Yes, time to update my vSphere 5.5 Toolkit with a few more features and bug fixes. For those of you that need to replace your vSphere 5.5 SSL certificates, the process can be somewhat cumbersome and time consuming. While VMware has a tool to help you replace the certificates once you create them (SSL certificate automation tool), it has limited functionality in helping you create all the files needed as pre-reqs to running the tool.
Since my vSphere 5.1 installation series was so popular, for vSphere 5.5 I wanted kick it up a few notches. So I wrote the vSphere 5.5 Toolkit script that has a number of features to ease your SSL pain. For a complete list of features, click here. To date it has had over 3,200 downloads. Now live is a minor update, for your deployment pleasure. v1.55 of my Toolkit script is now available for download here.
What’s new since v1.50?
Root Certificate Validation (New)
This version addresses an issue where sometimes the automatic download of a root or subordinate CA certificate would result in HTML code and not a Base64 certificate. The root cause of this issue is how Microsoft implemented the certificate download feature. Because the root certificates can be renewed, there’s a counter called “renewal” in the download URL to specify which certificate to download.
My script does not have logic to download all certificates and pick out the newest one (maybe in future versions). But what it will do is validate the file contents to ensure a certain string is present which indicates the file contains a Base64 encoded certificate. If the file is invalid an error will appear and the script halts. If that happens, search for “renewal” in the script (two locations) and decrement the number to 0. If it downloads an old certificate that expired, increment the number up by one until it gets the most recent version.

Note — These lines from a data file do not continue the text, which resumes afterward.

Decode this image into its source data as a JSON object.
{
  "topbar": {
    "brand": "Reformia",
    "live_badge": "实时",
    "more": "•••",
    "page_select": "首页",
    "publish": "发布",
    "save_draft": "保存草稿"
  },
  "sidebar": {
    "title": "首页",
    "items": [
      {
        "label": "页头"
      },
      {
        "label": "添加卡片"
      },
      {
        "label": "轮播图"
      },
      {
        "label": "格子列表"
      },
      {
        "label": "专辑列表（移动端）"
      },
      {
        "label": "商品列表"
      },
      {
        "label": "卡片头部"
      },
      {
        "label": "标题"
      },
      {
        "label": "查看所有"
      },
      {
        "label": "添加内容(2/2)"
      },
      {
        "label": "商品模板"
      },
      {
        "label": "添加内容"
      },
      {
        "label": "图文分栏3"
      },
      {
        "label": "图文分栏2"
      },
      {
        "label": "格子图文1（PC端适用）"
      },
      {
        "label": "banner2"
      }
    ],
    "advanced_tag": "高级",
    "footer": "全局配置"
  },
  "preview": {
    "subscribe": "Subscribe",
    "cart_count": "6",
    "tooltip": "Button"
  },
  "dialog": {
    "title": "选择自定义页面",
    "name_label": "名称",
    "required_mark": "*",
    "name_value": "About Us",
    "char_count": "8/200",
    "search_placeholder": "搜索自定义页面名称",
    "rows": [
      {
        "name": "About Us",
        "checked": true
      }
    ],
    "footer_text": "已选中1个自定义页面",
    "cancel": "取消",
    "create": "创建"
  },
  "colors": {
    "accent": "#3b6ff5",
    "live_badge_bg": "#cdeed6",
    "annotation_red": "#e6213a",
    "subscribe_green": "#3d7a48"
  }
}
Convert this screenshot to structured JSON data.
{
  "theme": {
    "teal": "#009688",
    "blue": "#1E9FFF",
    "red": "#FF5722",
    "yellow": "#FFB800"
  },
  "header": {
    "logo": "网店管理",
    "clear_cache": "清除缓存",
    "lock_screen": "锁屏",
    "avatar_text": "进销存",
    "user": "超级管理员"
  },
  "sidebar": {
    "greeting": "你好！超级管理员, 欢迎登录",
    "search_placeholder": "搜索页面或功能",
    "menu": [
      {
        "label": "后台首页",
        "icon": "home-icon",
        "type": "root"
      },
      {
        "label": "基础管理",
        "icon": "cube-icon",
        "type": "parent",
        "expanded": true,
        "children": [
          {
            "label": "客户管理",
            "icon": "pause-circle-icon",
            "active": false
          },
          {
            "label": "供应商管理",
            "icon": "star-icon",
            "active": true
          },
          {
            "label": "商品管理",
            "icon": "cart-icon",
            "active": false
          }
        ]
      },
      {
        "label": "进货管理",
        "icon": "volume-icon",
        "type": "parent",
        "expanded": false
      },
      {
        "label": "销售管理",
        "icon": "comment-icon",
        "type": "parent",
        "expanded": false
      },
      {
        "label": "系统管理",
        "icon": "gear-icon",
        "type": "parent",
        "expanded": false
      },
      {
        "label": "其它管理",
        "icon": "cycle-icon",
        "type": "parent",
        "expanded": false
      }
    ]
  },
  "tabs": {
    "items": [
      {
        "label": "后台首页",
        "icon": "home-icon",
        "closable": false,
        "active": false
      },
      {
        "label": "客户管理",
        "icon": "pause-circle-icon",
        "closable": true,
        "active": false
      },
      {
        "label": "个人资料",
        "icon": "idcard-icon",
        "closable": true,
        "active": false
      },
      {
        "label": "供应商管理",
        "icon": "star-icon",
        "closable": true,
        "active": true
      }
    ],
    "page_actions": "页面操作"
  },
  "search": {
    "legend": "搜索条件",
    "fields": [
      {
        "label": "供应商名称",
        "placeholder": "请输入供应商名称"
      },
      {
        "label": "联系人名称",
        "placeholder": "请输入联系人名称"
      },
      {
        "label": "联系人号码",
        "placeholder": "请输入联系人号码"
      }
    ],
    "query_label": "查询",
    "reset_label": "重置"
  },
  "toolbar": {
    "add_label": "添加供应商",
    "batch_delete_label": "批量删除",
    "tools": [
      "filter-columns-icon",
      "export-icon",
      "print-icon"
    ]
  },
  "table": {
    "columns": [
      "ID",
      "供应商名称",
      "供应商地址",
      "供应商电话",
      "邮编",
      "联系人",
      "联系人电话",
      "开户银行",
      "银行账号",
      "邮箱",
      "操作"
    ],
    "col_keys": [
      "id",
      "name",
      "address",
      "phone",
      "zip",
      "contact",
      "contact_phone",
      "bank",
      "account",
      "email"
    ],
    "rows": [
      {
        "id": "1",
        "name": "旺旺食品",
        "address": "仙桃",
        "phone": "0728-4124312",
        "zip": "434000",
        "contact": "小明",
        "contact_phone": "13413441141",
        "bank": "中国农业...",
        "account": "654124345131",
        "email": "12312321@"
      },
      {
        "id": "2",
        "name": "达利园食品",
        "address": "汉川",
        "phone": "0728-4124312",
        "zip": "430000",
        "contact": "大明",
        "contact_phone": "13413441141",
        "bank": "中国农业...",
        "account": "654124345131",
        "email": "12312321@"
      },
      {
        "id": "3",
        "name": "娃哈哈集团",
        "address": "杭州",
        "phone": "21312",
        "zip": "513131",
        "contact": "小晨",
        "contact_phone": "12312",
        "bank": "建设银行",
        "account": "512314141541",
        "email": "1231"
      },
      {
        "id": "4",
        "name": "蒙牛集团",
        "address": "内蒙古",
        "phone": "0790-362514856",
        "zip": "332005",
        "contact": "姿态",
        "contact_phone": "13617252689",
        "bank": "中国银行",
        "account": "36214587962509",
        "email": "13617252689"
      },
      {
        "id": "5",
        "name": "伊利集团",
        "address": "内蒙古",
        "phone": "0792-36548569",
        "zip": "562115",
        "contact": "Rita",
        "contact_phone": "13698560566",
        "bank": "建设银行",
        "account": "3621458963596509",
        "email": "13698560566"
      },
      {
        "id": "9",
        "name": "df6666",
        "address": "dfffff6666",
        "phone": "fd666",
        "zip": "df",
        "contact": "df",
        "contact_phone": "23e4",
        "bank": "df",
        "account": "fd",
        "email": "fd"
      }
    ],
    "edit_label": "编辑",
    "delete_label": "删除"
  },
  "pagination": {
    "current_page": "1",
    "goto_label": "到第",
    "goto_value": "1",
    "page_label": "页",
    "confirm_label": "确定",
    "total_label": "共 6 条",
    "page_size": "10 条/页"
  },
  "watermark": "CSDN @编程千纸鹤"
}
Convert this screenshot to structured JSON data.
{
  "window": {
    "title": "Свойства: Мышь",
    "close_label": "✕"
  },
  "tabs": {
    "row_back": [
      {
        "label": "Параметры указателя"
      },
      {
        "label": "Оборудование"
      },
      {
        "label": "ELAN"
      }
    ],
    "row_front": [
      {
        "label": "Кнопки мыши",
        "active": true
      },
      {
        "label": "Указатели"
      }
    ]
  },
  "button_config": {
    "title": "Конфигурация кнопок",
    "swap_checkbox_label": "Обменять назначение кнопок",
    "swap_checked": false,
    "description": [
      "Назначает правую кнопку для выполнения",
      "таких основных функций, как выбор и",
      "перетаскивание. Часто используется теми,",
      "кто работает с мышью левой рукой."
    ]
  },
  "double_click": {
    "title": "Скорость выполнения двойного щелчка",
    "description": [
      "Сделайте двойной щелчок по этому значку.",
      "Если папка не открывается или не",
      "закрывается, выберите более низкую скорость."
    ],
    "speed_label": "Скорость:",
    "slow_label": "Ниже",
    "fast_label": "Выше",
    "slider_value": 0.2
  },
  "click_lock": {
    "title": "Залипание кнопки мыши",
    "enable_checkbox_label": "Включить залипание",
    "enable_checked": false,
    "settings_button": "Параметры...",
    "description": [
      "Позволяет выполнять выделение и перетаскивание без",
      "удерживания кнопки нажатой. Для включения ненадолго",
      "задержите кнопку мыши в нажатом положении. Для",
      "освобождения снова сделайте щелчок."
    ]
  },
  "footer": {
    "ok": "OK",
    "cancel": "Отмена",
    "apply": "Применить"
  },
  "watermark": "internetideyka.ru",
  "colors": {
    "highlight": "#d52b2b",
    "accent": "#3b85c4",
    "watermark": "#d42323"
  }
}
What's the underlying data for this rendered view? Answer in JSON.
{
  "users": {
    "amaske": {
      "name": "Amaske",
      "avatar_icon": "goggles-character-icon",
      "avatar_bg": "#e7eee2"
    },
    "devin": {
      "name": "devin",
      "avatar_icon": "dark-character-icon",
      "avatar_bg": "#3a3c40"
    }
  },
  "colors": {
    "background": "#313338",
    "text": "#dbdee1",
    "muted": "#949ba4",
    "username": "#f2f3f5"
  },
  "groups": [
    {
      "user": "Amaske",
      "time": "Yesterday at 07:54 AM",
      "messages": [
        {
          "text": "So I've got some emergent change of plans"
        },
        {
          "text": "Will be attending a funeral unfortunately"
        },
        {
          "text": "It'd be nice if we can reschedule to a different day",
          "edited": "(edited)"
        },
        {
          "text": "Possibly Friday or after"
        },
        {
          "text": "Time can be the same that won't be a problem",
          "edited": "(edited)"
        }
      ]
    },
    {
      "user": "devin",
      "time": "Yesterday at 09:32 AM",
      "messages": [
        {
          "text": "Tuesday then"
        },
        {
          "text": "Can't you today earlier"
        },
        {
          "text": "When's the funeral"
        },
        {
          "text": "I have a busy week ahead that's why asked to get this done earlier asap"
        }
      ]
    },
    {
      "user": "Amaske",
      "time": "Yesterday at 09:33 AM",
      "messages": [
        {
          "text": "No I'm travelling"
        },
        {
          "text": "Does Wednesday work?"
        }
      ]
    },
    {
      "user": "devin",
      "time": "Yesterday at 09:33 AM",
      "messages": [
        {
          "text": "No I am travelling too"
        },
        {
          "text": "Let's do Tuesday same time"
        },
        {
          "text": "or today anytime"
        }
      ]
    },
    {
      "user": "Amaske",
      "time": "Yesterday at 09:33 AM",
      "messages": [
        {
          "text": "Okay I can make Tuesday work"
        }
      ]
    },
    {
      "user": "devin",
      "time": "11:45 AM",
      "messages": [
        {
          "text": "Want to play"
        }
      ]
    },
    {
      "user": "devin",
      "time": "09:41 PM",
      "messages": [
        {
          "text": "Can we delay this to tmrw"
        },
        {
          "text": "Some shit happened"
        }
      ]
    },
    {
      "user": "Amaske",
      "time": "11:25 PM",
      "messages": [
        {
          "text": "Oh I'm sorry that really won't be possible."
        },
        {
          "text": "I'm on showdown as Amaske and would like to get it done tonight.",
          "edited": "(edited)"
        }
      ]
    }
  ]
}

The script also checks manually downloaded base64.cer and interm64.cer certificate files for the same string, to validate they are Base64 encoded. It’s easy to use the wrong file type, which will greatly confuse the VMware certificate replacement tool. All of your certificate files should look like the example below, with —–BEGIN CERTIFICATE—–.
If your certificates are invalid, then you will get a red warning as shown below.
Certificate Request Changes (New)
VMware notified me that an upcoming change to a KB article was in the works. According to VMware the Web Client certificate needs the IP address in the SAN field with both DNS and IP extensions (e.g. DNS:10.10.10.10, IP:10.10.10.10). Apparently this is for maximum cross-browser compatibility across IE, Chrome and Firefox. For simplicity all certificate requests have both extensions in this version. If you don’t have any web client issues due to using an IP address vice the FQDN, then you don’t need to re-issue the web client certificate. If you do have issues, then this is probably the reason. You only need to update the web client certificate, not the 250 other vCenter certificates.
ESXi Host Support (If you missed it)
While not new to v1.55, version v1.50 released on December 22, 2013 added fairly robust ESXi host support. I didn’t blog about that version, so some of you may not be aware of it. I did Tweet, so make sure you follow me on Twitter for more timely news. You can manually enter several ESXi hosts to replace the certificates on, or give it an input file of hostnames. SSH is NOT required (uses HTTPS), and should be backwards compatible with vSphere 4.x and later although I have not personally tested it. This supports an Online Microsoft CA, offline CA, or third-party CA.
Given the positive feedback on the tool, it appears to be doing what I intended: Simplify the vCenter 5.5 installation process and make security easier. If you experience any problems or bugs, please leave a comment. I can’t promise to fix everything, but I’ll try to fit it into my schedule. Again, you can download the latest version from here.